I’m suspicious. Playing the College Division I final on a gloomy damp Sunday afternoon in Kansas City sounds like an NCAA conspiracy -- a continued conspiracy, I might say -- to belittle the sport.
Logically, you can add a virtually empty stadium to the off-puts listed above. And college soccer itself managed to make a bad situation worse ... I mean, both semifinals finishing 0-0, decided on penalty kicks? Not a goal to be seen.
Which raised the possibility that Clemson and Stanford would give us another 0-0 shootout, and the new champion would repeat the farcical doings of Sigi Schmid’s UCLA back in 1990, when they won the title without scoring a goal in either the semi or the final.
We were spared that embarrassment -- and the man doing the savior act was the guy who has been repeatedly hailed as the brightest star in the American soccer firmament, Jordan Morris. The final wasn’t even two minutes old when Morris latched on to an inviting assist, a short accurate pass from Eric Verso in the penalty area, and with massive poise and power slammed the ball into the Clemson goal.
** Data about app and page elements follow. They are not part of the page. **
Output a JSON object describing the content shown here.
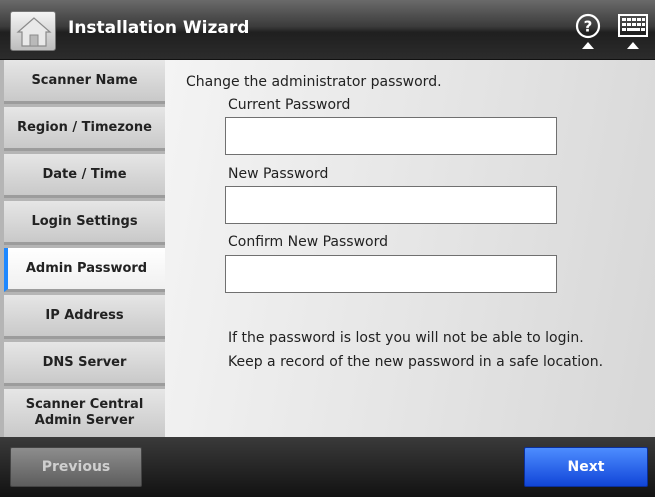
{
  "header": {
    "title": "Installation Wizard"
  },
  "sidebar": {
    "items": [
      {
        "label": "Scanner Name"
      },
      {
        "label": "Region / Timezone"
      },
      {
        "label": "Date / Time"
      },
      {
        "label": "Login Settings"
      },
      {
        "label": "Admin Password",
        "active": true
      },
      {
        "label": "IP Address"
      },
      {
        "label": "DNS Server"
      },
      {
        "label": "Scanner Central\nAdmin Server"
      }
    ]
  },
  "main": {
    "instruction": "Change the administrator password.",
    "current_password_label": "Current Password",
    "current_password_value": "",
    "new_password_label": "New Password",
    "new_password_value": "",
    "confirm_password_label": "Confirm New Password",
    "confirm_password_value": "",
    "notice_line1": "If the password is lost you will not be able to login.",
    "notice_line2": "Keep a record of the new password in a safe location."
  },
  "footer": {
    "previous_label": "Previous",
    "next_label": "Next"
  },
  "colors": {
    "accent": "#1e88ff",
    "next_button": "#1f5cf0"
  },
  "icons": [
    "home-icon",
    "help-icon",
    "keyboard-icon"
  ]
}
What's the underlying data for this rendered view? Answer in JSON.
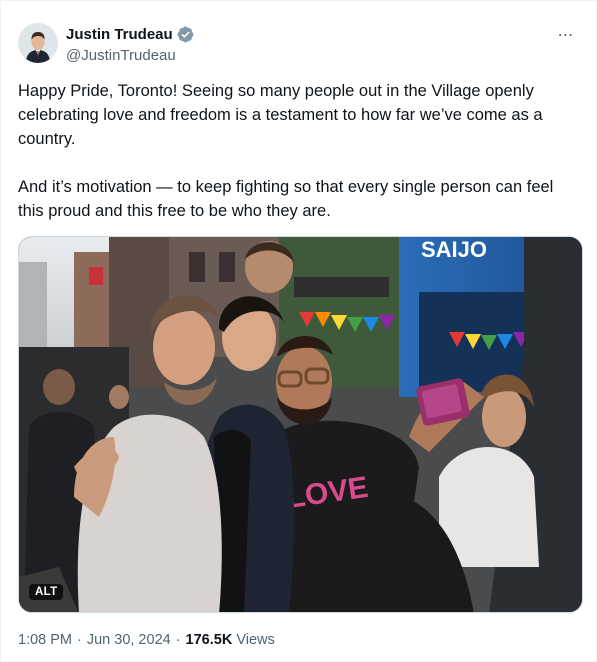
{
  "author": {
    "name": "Justin Trudeau",
    "handle": "@JustinTrudeau",
    "verified_badge_color": "#829aab"
  },
  "more_icon": "⋯",
  "tweet": {
    "paragraph_1": "Happy Pride, Toronto! Seeing so many people out in the Village openly celebrating love and freedom is a testament to how far we’ve come as a country.",
    "paragraph_2": "And it’s motivation — to keep fighting so that every single person can feel this proud and this free to be who they are."
  },
  "media": {
    "alt_badge": "ALT",
    "shirt_text": "LOVE",
    "storefront_sign": "SAIJO"
  },
  "meta": {
    "time": "1:08 PM",
    "separator": "·",
    "date": "Jun 30, 2024",
    "views_count": "176.5K",
    "views_label": "Views"
  },
  "colors": {
    "text_primary": "#0f1419",
    "text_secondary": "#536471",
    "border": "#cfd9de"
  }
}
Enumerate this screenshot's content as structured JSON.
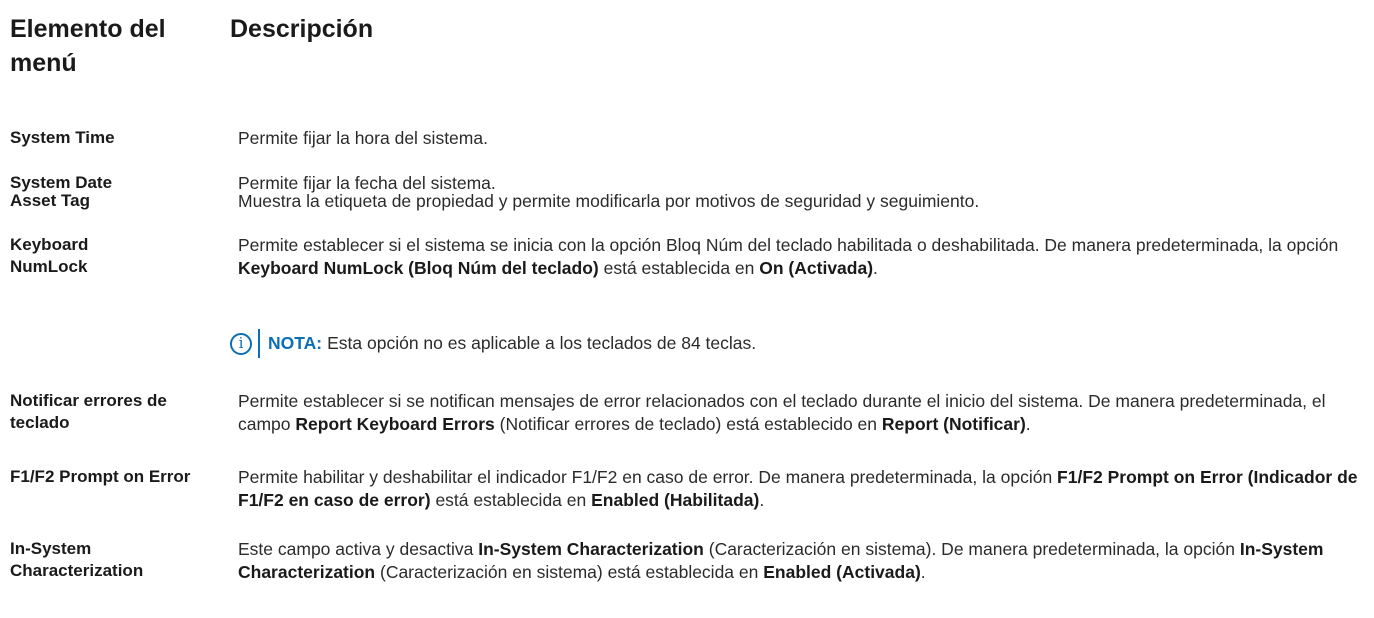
{
  "header": {
    "col1": "Elemento del menú",
    "col2": "Descripción"
  },
  "rows": [
    {
      "label": "System Time",
      "desc": [
        "Permite fijar la hora del sistema."
      ]
    },
    {
      "label": "System Date",
      "desc": [
        "Permite fijar la fecha del sistema."
      ]
    },
    {
      "label": "Asset Tag",
      "desc": [
        "Muestra la etiqueta de propiedad y permite modificarla por motivos de seguridad y seguimiento."
      ]
    },
    {
      "label": "Keyboard NumLock",
      "desc": [
        "Permite establecer si el sistema se inicia con la opción Bloq Núm del teclado habilitada o deshabilitada. De manera predeterminada, la opción ",
        "Keyboard NumLock (Bloq Núm del teclado)",
        " está establecida en ",
        "On (Activada)",
        "."
      ]
    },
    {
      "label": "Notificar errores de teclado",
      "desc": [
        "Permite establecer si se notifican mensajes de error relacionados con el teclado durante el inicio del sistema. De manera predeterminada, el campo ",
        "Report Keyboard Errors",
        " (Notificar errores de teclado) está establecido en ",
        "Report (Notificar)",
        "."
      ]
    },
    {
      "label": "F1/F2 Prompt on Error",
      "desc": [
        "Permite habilitar y deshabilitar el indicador F1/F2 en caso de error. De manera predeterminada, la opción ",
        "F1/F2 Prompt on Error (Indicador de F1/F2 en caso de error)",
        " está establecida en ",
        "Enabled (Habilitada)",
        "."
      ]
    },
    {
      "label": "In-System Characterization",
      "desc": [
        "Este campo activa y desactiva ",
        "In-System Characterization",
        " (Caracterización en sistema). De manera predeterminada, la opción ",
        "In-System Characterization",
        " (Caracterización en sistema) está establecida en ",
        "Enabled (Activada)",
        "."
      ]
    }
  ],
  "note": {
    "label": "NOTA:",
    "text": "Esta opción no es aplicable a los teclados de 84 teclas.",
    "icon": "info-icon",
    "accent": "#0b6fb8"
  }
}
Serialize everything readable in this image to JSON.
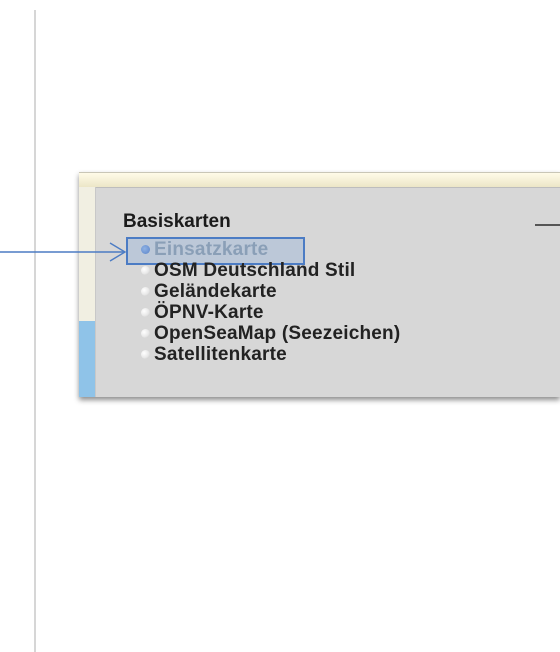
{
  "panel": {
    "title": "Basiskarten",
    "layers": [
      {
        "label": "Einsatzkarte",
        "selected": true
      },
      {
        "label": "OSM Deutschland Stil",
        "selected": false
      },
      {
        "label": "Geländekarte",
        "selected": false
      },
      {
        "label": "ÖPNV-Karte",
        "selected": false
      },
      {
        "label": "OpenSeaMap (Seezeichen)",
        "selected": false
      },
      {
        "label": "Satellitenkarte",
        "selected": false
      }
    ]
  },
  "colors": {
    "highlight": "#4c7cc4",
    "arrow": "#4c7cc4",
    "active_text": "#8a9fb7"
  }
}
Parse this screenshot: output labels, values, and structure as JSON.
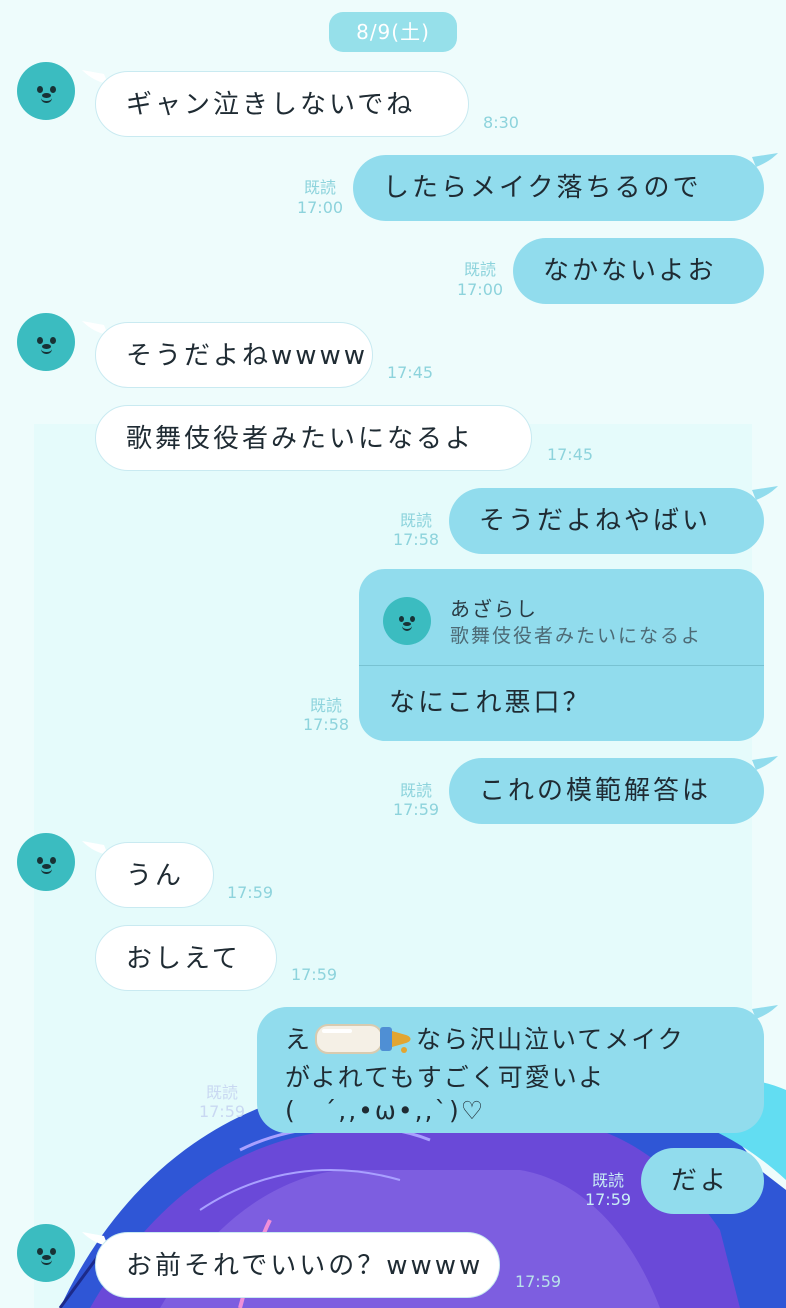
{
  "date_divider": "8/9(土)",
  "reply_card": {
    "name": "あざらし",
    "quoted": "歌舞伎役者みたいになるよ",
    "text": "なにこれ悪口？",
    "receipt": "既読",
    "time": "17:58"
  },
  "messages": [
    {
      "side": "in",
      "text": "ギャン泣きしないでね",
      "time": "8:30"
    },
    {
      "side": "out",
      "text": "したらメイク落ちるので",
      "receipt": "既読",
      "time": "17:00"
    },
    {
      "side": "out",
      "text": "なかないよお",
      "receipt": "既読",
      "time": "17:00"
    },
    {
      "side": "in",
      "text": "そうだよねwwww",
      "time": "17:45"
    },
    {
      "side": "in",
      "text": "歌舞伎役者みたいになるよ",
      "time": "17:45"
    },
    {
      "side": "out",
      "text": "そうだよねやばい",
      "receipt": "既読",
      "time": "17:58"
    },
    {
      "side": "out",
      "text": "これの模範解答は",
      "receipt": "既読",
      "time": "17:59"
    },
    {
      "side": "in",
      "text": "うん",
      "time": "17:59"
    },
    {
      "side": "in",
      "text": "おしえて",
      "time": "17:59"
    },
    {
      "side": "out",
      "text": "だよ",
      "receipt": "既読",
      "time": "17:59"
    },
    {
      "side": "in",
      "text": "お前それでいいの？wwww",
      "time": "17:59"
    }
  ],
  "multiline_message": {
    "line1_before": "え",
    "line1_after": "なら沢山泣いてメイク",
    "line2": "がよれてもすごく可愛いよ",
    "line3": "(　´,,•ω•,,`)♡",
    "receipt": "既読",
    "time": "17:59",
    "emoji": "baby-bottle-icon"
  },
  "colors": {
    "background": "#eefcfc",
    "incoming_bubble": "#ffffff",
    "outgoing_bubble": "#91dced",
    "avatar": "#3bbcc0",
    "timestamp": "#8dd3dc"
  }
}
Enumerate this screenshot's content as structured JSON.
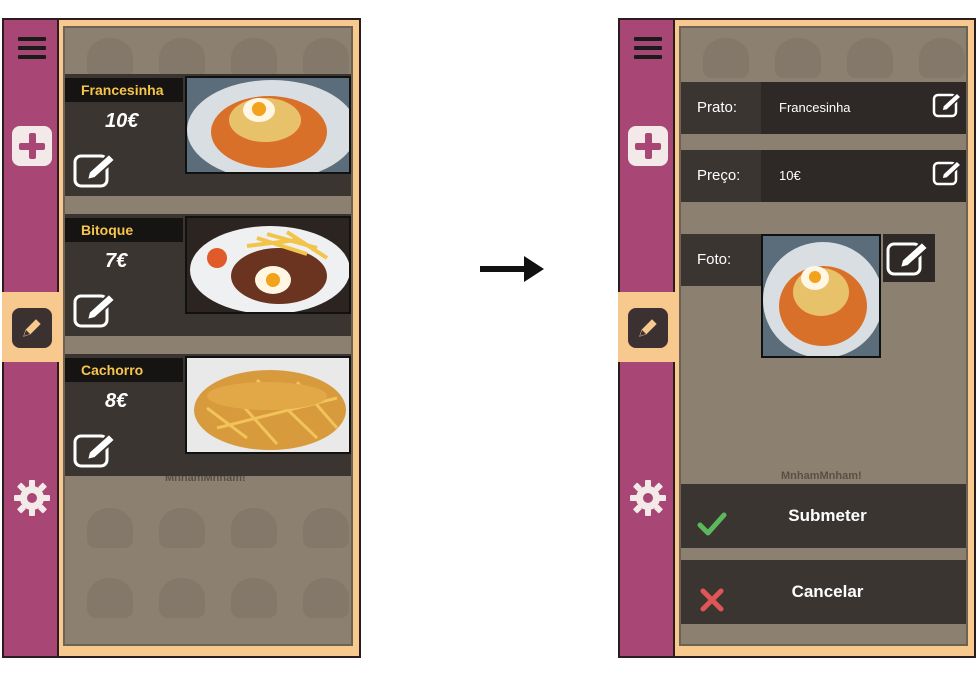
{
  "left_screen": {
    "sidebar": {
      "menu_icon": "hamburger-menu-icon",
      "add_icon": "plus-icon",
      "edit_icon": "pencil-icon",
      "settings_icon": "gear-icon"
    },
    "dishes": [
      {
        "name": "Francesinha",
        "price": "10€"
      },
      {
        "name": "Bitoque",
        "price": "7€"
      },
      {
        "name": "Cachorro",
        "price": "8€"
      }
    ],
    "watermark": "MnhamMnham!"
  },
  "right_screen": {
    "form": {
      "prato_label": "Prato:",
      "prato_value": "Francesinha",
      "preco_label": "Preço:",
      "preco_value": "10€",
      "foto_label": "Foto:"
    },
    "submit_label": "Submeter",
    "cancel_label": "Cancelar",
    "watermark": "MnhamMnham!"
  },
  "colors": {
    "sidebar": "#a84775",
    "accent_gold": "#f6c64b",
    "panel": "#3b3532",
    "check": "#5cb85c",
    "cross": "#e05555"
  }
}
Almost everything Morris did in this game oozed menace and trouble for Clemson. It also glittered with soccer skill. Whatever praise Morris has been getting, it’s probably not enough. How often does such a natural turn up in American soccer -- or in anyone’s soccer, for that matter? And a skillful forward at that? Yikes, a goalscoring forward?
When they’re super-talented, as Morris obviously is, but young as well, you worry, worry about what the publicity (never mind the marketing) is going to do to them. The almost tragic career of Freddy Adu haunts the theme. Praise in the media -- articles like this one -- always looks likely to do as much harm as good.
But I’m not about to apologize for my praise. Because Morris showed something else. Something I have learned to recognize, I believe, during some 50 years of watching and passing judgment on young players. What he showed was almost total calmness. What was once called unflappability.
Nothing that happened during the final seemed to change Morris’ ability to concentrate on the game, on his goalscoring task ... though task is not the right word, too functional. I think mission conveys things better. Where task makes one think of merely of work-rate, mission implies devotion, a much deeper, more intriguing quality.
Morris was fouled, of course he was -- not excessively, this was not a dirty game -- but it’s difficult to remember the occasions because the fouls seemed to have no effect on Morris. They were, so to speak, taken in stride. Nothing to notice. Nor was there any frantic celebration after his goals, no shirt peeled off and wildly waved -- just the usual mob of players mobbing an almost uncomfortable-looking Morris.
I suppose that makes Morris sound like a cold customer. Maybe -- there was certainly a suggestion of that. But remaining cool under pressure is an essential for a goalscorer, a man whose key moments come in the cauldron of the opponents’ penalty area.
I’d like to have seen more of Morris -- but Stanford’s response to getting an early goal was to play hermetic defense with an occasional breakaway. The service up to Morris was, frankly, pretty pathetic. But no complaints from Morris, no signs of frustration.
Things changed in the second half -- just five minutes in, Morris, at last, got an excellent on-the-ground pass, and, with balletic movement and superb all control completely bamboozled two Clemson defenders, before firing home.
Which put Morris on a hat trick. He could have had it -- I’m not high on stats, but when was the last hat trick in a college Division I final?. So something rare, in what, we’re told may well have been his farewell to college soccer.
In fact, Morris should have had his hat trick. He was fouled and Stanford got a penalty kick -- one that Morris should have taken. Instead, it was taken by Brandon Vincent, who scored with authority. As I imagine Morris would have done. Maybe Morris doesn’t like taking PKs -- but this one he should have taken.
Yes, I do believe Morris is the real deal, a genuine, naturally gifted goalscorer, with a calm personality to go with his skills. It’s a long time since I saw a college player -- an American -- with such promise.
Take Morris out of this college final, and you have a standard college game. An overly defensive Stanford, Clemson lacking the attacking edge, and the subtlety, to break through. Sounds like another 0-0 shootout.
Maybe not. Late in the game, as Clemson tired, or became dispirited, Stanford shed their defensive chains and we got a lovely run and a fine goal from Eric Verso.
The only negative -- as distinct from non-positive -- note came near the end of the first half. It came from referee Chris Penso -- who should have called a penalty for Clemson. Saul Chinchilla chased a pass in the Stanford penalty area and beat Stanford goalkeeper Andrew Epstein to the ball. Epstein then simply wiped him out. And that’s not even a foul according to Penso. Extraordinary.
So -- even had there been an NCAA conspiracy to make soccer look bad, it didn’t stand a chance against the super-positive aspect of this game, the Young Master Morris, who turned a gloomy Sunday afternoon into a shining occasion ... and yeah, I guess you could say I liked what I saw.